_Work required_
Reproduce all the data exactly, without pictures.

_Records provided_
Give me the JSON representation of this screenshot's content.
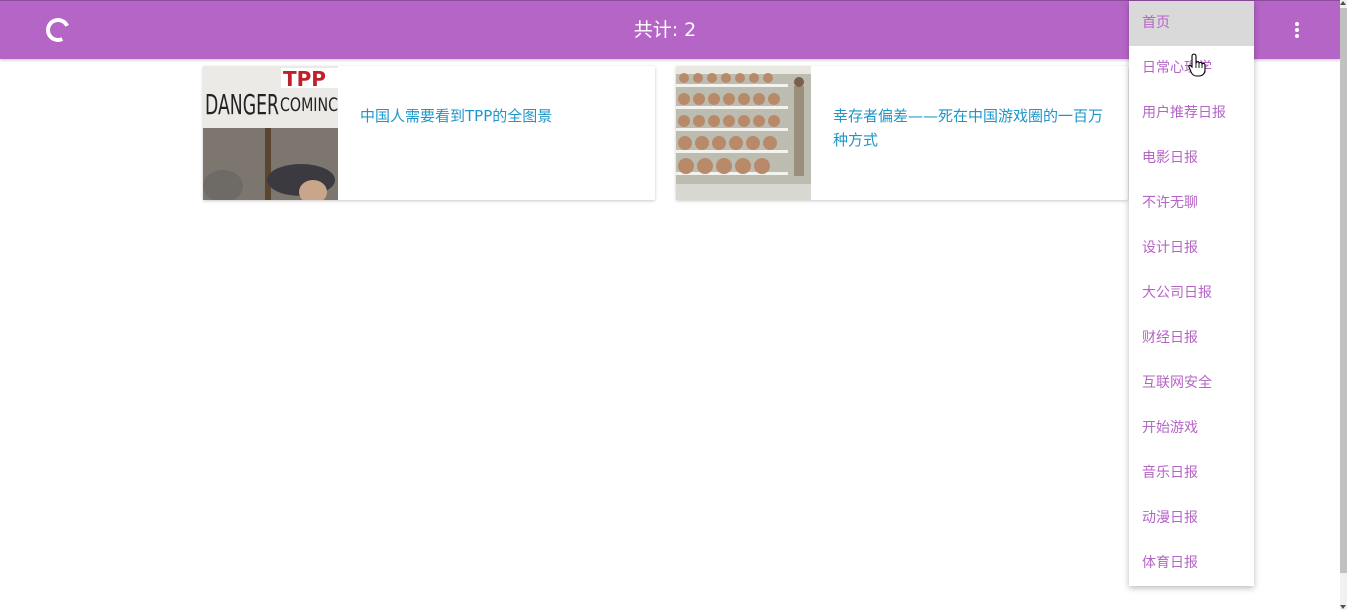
{
  "appbar": {
    "spinner_icon": "loading-spinner-icon",
    "title": "共计: 2",
    "more_icon": "more-vert-icon",
    "color": "#b565c6"
  },
  "articles": [
    {
      "title": "中国人需要看到TPP的全图景",
      "image_text_1": "DANGER",
      "image_text_2": "TPP",
      "image_text_3": "COMINC"
    },
    {
      "title": "幸存者偏差——死在中国游戏圈的一百万种方式"
    }
  ],
  "menu": {
    "items": [
      {
        "label": "首页",
        "active": true
      },
      {
        "label": "日常心理学"
      },
      {
        "label": "用户推荐日报"
      },
      {
        "label": "电影日报"
      },
      {
        "label": "不许无聊"
      },
      {
        "label": "设计日报"
      },
      {
        "label": "大公司日报"
      },
      {
        "label": "财经日报"
      },
      {
        "label": "互联网安全"
      },
      {
        "label": "开始游戏"
      },
      {
        "label": "音乐日报"
      },
      {
        "label": "动漫日报"
      },
      {
        "label": "体育日报"
      }
    ]
  },
  "colors": {
    "accent": "#b565c6",
    "link": "#1e96c8"
  }
}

_Response to this exercise_
Give me the JSON representation of this screenshot's content.
{
  "appbar": {
    "spinner_icon": "loading-spinner-icon",
    "title": "共计: 2",
    "more_icon": "more-vert-icon",
    "color": "#b565c6"
  },
  "articles": [
    {
      "title": "中国人需要看到TPP的全图景",
      "image_text_1": "DANGER",
      "image_text_2": "TPP",
      "image_text_3": "COMINC"
    },
    {
      "title": "幸存者偏差——死在中国游戏圈的一百万种方式"
    }
  ],
  "menu": {
    "items": [
      {
        "label": "首页",
        "active": true
      },
      {
        "label": "日常心理学"
      },
      {
        "label": "用户推荐日报"
      },
      {
        "label": "电影日报"
      },
      {
        "label": "不许无聊"
      },
      {
        "label": "设计日报"
      },
      {
        "label": "大公司日报"
      },
      {
        "label": "财经日报"
      },
      {
        "label": "互联网安全"
      },
      {
        "label": "开始游戏"
      },
      {
        "label": "音乐日报"
      },
      {
        "label": "动漫日报"
      },
      {
        "label": "体育日报"
      }
    ]
  },
  "colors": {
    "accent": "#b565c6",
    "link": "#1e96c8"
  }
}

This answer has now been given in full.